• **Activity**: Where the string "rootLvL" shows up in a line of the records, copy that line.

App and web page records:
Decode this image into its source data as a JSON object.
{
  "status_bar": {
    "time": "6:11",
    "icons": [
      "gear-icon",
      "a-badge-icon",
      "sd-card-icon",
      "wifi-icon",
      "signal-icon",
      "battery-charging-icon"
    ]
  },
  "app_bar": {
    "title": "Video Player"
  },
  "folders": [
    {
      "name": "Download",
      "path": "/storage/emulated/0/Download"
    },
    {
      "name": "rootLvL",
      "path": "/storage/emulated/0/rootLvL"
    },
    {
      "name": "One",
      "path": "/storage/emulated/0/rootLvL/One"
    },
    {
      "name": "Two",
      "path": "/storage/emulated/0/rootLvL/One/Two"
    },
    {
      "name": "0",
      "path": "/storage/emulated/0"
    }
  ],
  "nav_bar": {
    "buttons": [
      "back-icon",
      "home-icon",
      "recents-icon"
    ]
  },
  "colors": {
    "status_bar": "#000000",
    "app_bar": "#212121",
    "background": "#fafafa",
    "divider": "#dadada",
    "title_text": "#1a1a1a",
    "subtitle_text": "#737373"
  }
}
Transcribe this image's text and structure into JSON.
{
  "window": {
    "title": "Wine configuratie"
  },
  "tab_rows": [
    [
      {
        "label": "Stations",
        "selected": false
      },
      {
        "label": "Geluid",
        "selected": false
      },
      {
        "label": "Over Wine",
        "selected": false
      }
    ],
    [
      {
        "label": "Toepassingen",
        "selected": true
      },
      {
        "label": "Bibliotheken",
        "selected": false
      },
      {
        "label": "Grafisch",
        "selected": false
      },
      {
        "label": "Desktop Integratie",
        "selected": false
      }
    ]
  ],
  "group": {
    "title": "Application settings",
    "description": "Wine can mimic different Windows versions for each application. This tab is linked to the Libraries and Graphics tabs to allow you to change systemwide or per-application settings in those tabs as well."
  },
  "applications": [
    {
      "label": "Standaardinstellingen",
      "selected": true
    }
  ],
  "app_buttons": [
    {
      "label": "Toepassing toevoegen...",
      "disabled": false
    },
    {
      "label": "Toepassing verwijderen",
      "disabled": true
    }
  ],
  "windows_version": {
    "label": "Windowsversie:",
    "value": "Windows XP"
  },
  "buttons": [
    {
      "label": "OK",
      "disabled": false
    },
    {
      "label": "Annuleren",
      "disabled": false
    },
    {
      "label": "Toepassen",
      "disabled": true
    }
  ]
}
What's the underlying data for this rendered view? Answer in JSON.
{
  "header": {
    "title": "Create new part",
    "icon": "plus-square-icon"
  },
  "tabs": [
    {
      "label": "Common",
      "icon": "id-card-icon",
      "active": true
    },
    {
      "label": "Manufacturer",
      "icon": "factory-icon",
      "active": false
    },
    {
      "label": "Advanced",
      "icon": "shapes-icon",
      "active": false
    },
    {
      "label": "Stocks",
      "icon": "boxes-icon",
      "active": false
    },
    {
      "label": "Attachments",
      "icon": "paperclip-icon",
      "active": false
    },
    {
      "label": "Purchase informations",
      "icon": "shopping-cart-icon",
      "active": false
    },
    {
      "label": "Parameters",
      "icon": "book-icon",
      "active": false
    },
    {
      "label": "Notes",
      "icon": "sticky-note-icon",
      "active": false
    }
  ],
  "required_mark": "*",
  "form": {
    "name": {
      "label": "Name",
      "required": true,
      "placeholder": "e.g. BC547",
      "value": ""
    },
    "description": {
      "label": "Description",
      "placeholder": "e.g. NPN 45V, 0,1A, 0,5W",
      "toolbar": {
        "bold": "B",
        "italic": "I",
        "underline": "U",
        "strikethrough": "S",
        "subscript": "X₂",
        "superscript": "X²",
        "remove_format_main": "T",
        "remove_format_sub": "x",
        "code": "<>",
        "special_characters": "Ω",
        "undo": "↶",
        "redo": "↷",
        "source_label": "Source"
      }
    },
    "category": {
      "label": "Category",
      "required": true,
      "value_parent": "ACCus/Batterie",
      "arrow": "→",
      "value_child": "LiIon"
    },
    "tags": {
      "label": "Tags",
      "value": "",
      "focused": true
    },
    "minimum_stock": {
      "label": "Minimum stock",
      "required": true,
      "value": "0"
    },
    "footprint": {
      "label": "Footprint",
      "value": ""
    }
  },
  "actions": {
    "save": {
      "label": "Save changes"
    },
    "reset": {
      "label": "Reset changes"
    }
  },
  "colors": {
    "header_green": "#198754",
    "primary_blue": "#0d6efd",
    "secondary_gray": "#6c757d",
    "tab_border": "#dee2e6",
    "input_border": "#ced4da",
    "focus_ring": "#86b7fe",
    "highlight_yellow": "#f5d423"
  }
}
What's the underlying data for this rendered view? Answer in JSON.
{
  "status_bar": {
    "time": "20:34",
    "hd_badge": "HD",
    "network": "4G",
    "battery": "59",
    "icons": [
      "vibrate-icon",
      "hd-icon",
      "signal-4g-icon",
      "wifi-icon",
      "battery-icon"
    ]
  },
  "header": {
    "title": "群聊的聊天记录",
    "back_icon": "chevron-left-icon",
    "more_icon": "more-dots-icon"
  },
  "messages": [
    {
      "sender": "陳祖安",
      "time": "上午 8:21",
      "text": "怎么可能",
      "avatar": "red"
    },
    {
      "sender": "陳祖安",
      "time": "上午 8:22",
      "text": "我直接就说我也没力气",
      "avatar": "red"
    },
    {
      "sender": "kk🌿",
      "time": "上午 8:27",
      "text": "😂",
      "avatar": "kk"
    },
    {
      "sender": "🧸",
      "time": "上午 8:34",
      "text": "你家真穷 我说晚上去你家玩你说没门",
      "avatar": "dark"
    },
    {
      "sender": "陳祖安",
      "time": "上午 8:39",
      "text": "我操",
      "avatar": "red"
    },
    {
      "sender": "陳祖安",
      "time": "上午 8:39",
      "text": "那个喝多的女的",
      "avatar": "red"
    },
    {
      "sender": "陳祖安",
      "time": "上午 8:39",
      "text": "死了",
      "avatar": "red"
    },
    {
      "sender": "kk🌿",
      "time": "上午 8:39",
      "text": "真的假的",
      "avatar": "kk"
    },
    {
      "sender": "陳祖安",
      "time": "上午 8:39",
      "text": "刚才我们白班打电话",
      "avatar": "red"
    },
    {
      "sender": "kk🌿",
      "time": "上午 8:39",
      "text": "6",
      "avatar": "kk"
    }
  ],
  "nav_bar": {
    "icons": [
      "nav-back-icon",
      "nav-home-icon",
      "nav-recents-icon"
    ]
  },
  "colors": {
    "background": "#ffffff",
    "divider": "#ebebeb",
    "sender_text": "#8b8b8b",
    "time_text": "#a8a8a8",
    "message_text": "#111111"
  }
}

• **Answer below**:
      "name": "rootLvL",
      "path": "/storage/emulated/0/rootLvL"
      "path": "/storage/emulated/0/rootLvL/One"
      "path": "/storage/emulated/0/rootLvL/One/Two"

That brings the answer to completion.